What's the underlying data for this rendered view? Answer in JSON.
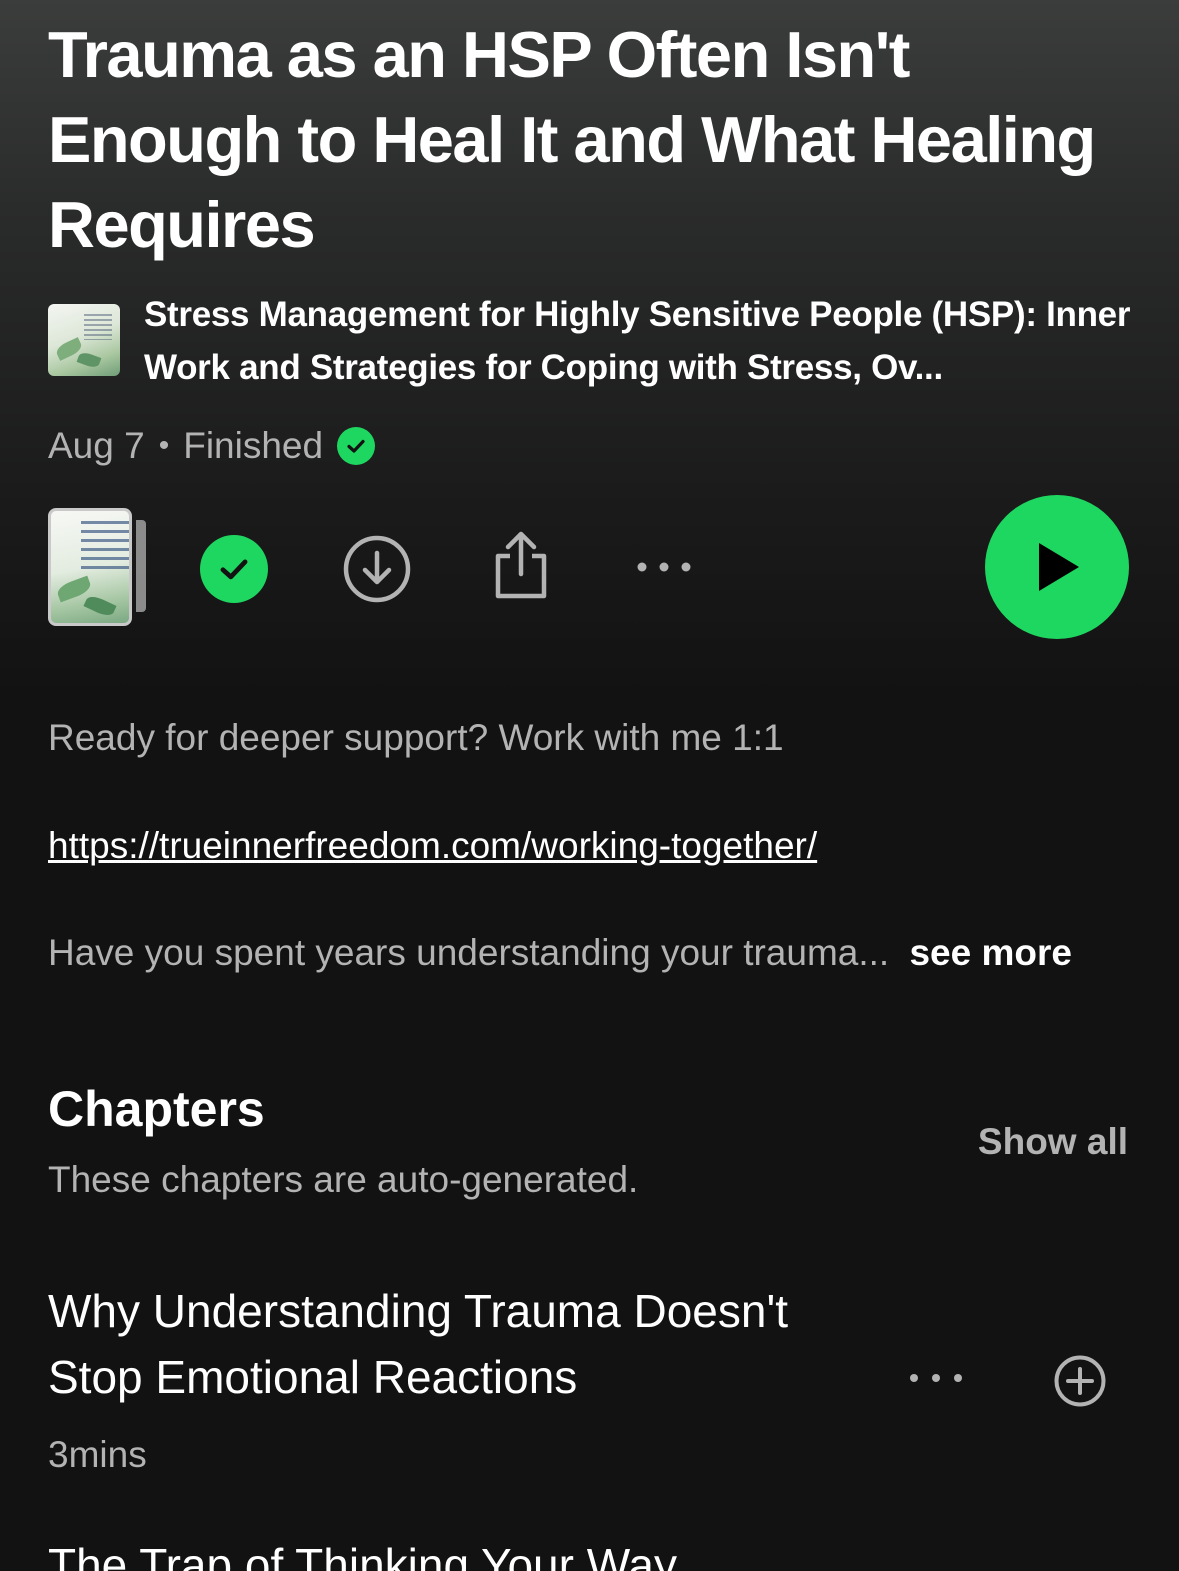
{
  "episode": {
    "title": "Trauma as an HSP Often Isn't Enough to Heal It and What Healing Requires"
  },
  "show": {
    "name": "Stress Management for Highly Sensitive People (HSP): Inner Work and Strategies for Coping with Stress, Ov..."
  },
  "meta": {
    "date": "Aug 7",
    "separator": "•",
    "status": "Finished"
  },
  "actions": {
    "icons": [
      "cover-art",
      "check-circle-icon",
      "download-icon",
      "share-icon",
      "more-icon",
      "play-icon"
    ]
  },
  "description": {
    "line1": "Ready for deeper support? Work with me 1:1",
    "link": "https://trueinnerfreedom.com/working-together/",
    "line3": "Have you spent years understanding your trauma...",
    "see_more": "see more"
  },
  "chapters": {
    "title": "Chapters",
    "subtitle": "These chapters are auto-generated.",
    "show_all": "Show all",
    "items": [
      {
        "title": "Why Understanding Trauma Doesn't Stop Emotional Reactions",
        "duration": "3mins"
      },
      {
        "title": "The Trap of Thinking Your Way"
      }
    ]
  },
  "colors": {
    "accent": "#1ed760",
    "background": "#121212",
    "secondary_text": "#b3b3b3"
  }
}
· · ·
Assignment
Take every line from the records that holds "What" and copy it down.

Finished exercise
What's the underlying data for this rendered view? Answer in JSON.
    "title": "Trauma as an HSP Often Isn't Enough to Heal It and What Healing Requires"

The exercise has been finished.